Leakage of Personal Information via JWT Access Token
Self-contained access tokens, typically JWT access tokens, contain associated data in themselves. If the following conditions meet, as a logical consequence, personal information leaks directly from such access tokens.
- Personal information is contained
- Stolen by unintended parties
“Stateless” here means that an access token does not have any corresponding database record on the authorization server side in which the access token can store associated personal information in order to avoid embedding the information in the access token itself.
If the implementation of access tokens is “self-contained, nonencrypted and stateless”, and if the system needs to provide personal information to client applications, the system should provide a Web API whereby to query about personal information and should avoid embedding the information in an access token itself.
The UserInfo Endpoint (OIDC Core Section 5.3) is such API, but keep in mind that a self-contained stateless access token needs to contain information about “what claims (user attributes) are requested at the UserInfo Endpoint” if the authorization server wants to support the
claims request parameter (OIDC Core Section 5.5) and that for some claims (e.g. ones related to medical records), existence of claim names itself can be privacy information.
Another relatively new concern is
authorization_details in an access token.
“OAuth 2.0 Rich Authorization Requests” (RAR) defines
authorization_details parameter.

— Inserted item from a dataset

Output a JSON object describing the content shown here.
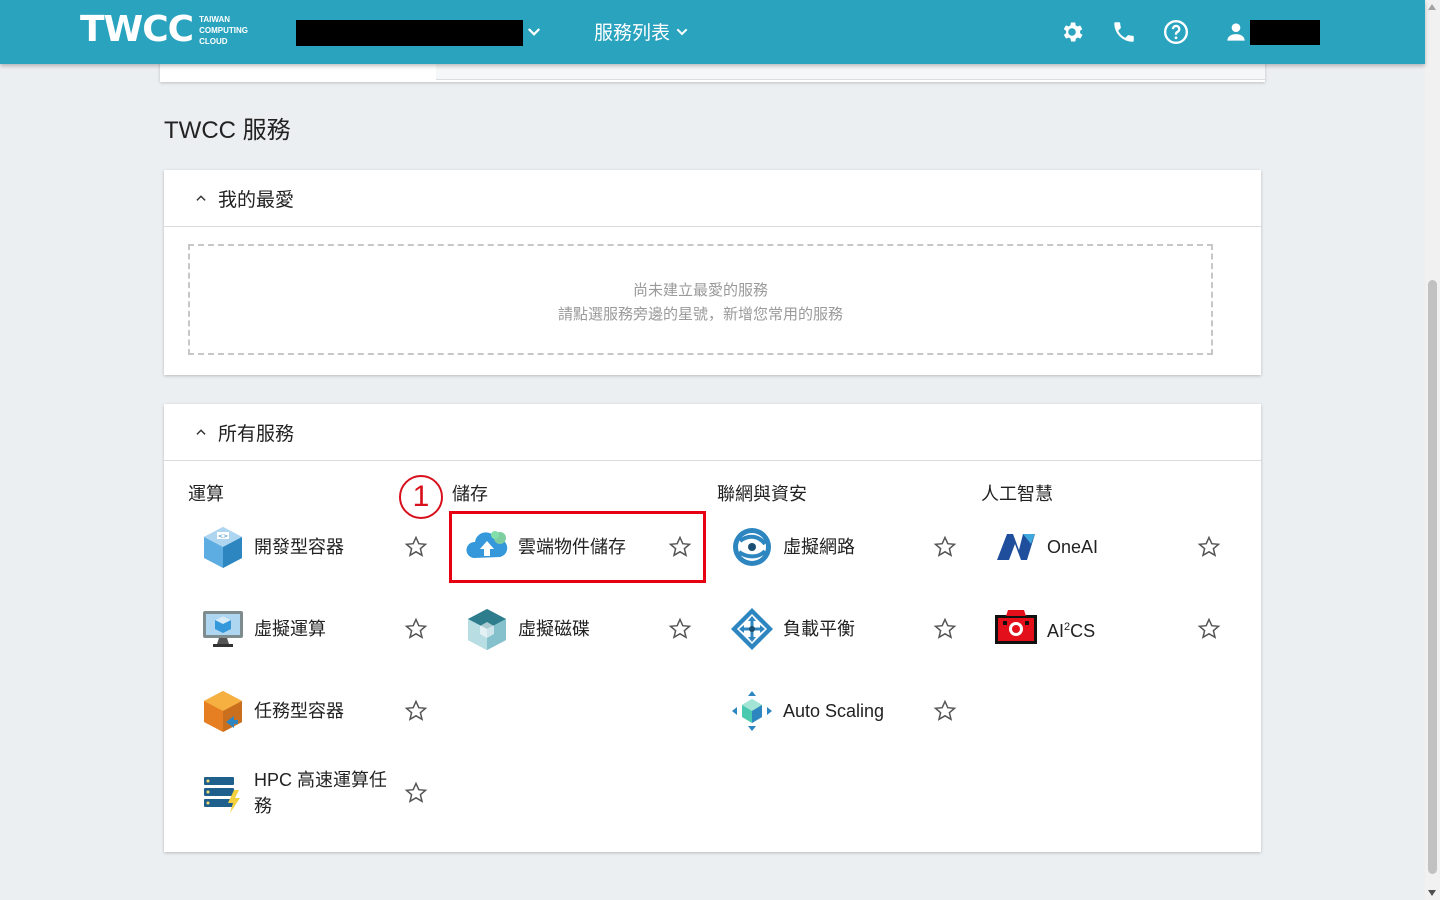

The parameter can be used at various places such as in authorization requests, token responses, introspection responses and JWT access tokens (Section 9.1).
However, the content of
authorization_details is too detailed to be embedded in nonencrypted JWT access tokens. Below is an example of the payload of a JWT access token from the RAR specification. The
authorization_details in the example contains detailed information about a purchase history record.
From a privacy point of view, handle-type access tokens are much better than self-contained access tokens. However, your system may have to use self-contained access tokens for some reasons. In that case, it is highly recommended (a) encrypting access tokens and/or (b) avoiding embedding personal information in access tokens.
Note that encrypting access tokens is not so simple as you may imagine. Read “OAuth Access Token Implementation” if you are interested in further discussion.